- Task requirements
Lines containing the word "this" are to be copied from the data below.

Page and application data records
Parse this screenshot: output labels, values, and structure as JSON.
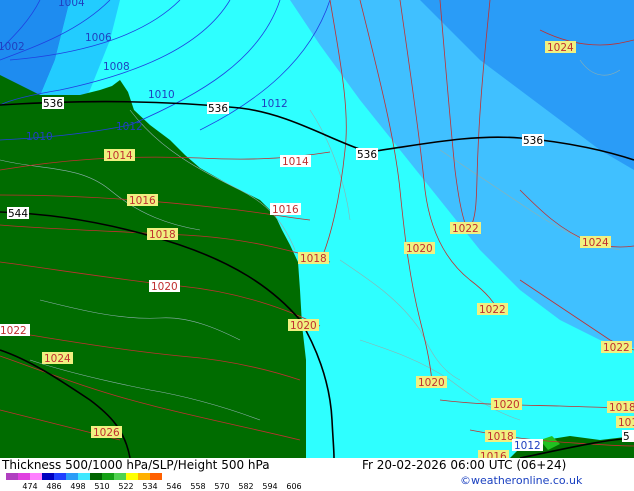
{
  "pressure_labels": [
    {
      "text": "1004"
    },
    {
      "text": "1006"
    },
    {
      "text": "1008"
    },
    {
      "text": "1002"
    },
    {
      "text": "1010"
    },
    {
      "text": "1012"
    },
    {
      "text": "1010"
    },
    {
      "text": "1012"
    },
    {
      "text": "1014"
    },
    {
      "text": "1014"
    },
    {
      "text": "1016"
    },
    {
      "text": "1016"
    },
    {
      "text": "1018"
    },
    {
      "text": "1018"
    },
    {
      "text": "1020"
    },
    {
      "text": "1020"
    },
    {
      "text": "1022"
    },
    {
      "text": "1024"
    },
    {
      "text": "1026"
    },
    {
      "text": "1024"
    },
    {
      "text": "1022"
    },
    {
      "text": "1024"
    },
    {
      "text": "1020"
    },
    {
      "text": "1022"
    },
    {
      "text": "1022"
    },
    {
      "text": "1020"
    },
    {
      "text": "1020"
    },
    {
      "text": "1018"
    },
    {
      "text": "1018"
    },
    {
      "text": "1016"
    },
    {
      "text": "1012"
    },
    {
      "text": "1018"
    }
  ],
  "height_labels": [
    {
      "text": "536"
    },
    {
      "text": "536"
    },
    {
      "text": "536"
    },
    {
      "text": "536"
    },
    {
      "text": "544"
    },
    {
      "text": "5"
    }
  ],
  "footer": {
    "title": "Thickness 500/1000 hPa/SLP/Height 500 hPa",
    "datetime": "Fr 20-02-2026 06:00 UTC (06+24)",
    "credit": "©weatheronline.co.uk"
  },
  "legend": {
    "ticks": [
      "474",
      "486",
      "498",
      "510",
      "522",
      "534",
      "546",
      "558",
      "570",
      "582",
      "594",
      "606"
    ],
    "colors": [
      "#b040c0",
      "#e040e0",
      "#ff80ff",
      "#0000c0",
      "#2040ff",
      "#2a9cf7",
      "#40e8ff",
      "#006400",
      "#14a014",
      "#50d250",
      "#ffff00",
      "#ffb000",
      "#ff6000"
    ]
  },
  "colors": {
    "land_green": "#006c00",
    "cyan": "#2effff",
    "mid_blue": "#37a9f7",
    "light_blue": "#40c0ff",
    "isobar": "#c03030",
    "height_line": "#000000"
  }
}
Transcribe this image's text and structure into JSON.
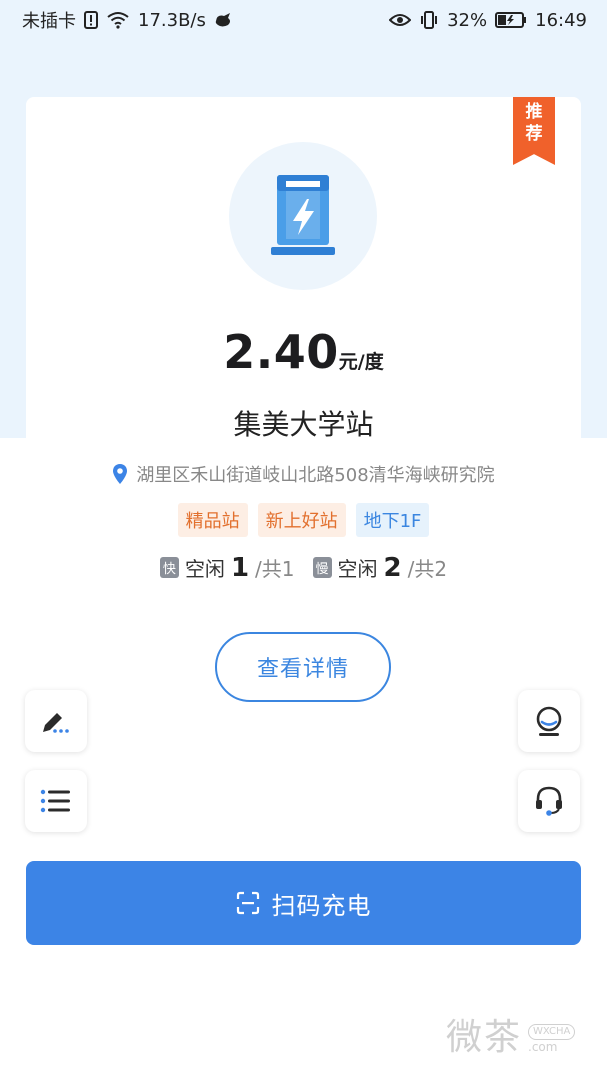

- The answer
Parse this screenshot: output labels, values, and structure as JSON.
Transcribe this image's text and structure into JSON.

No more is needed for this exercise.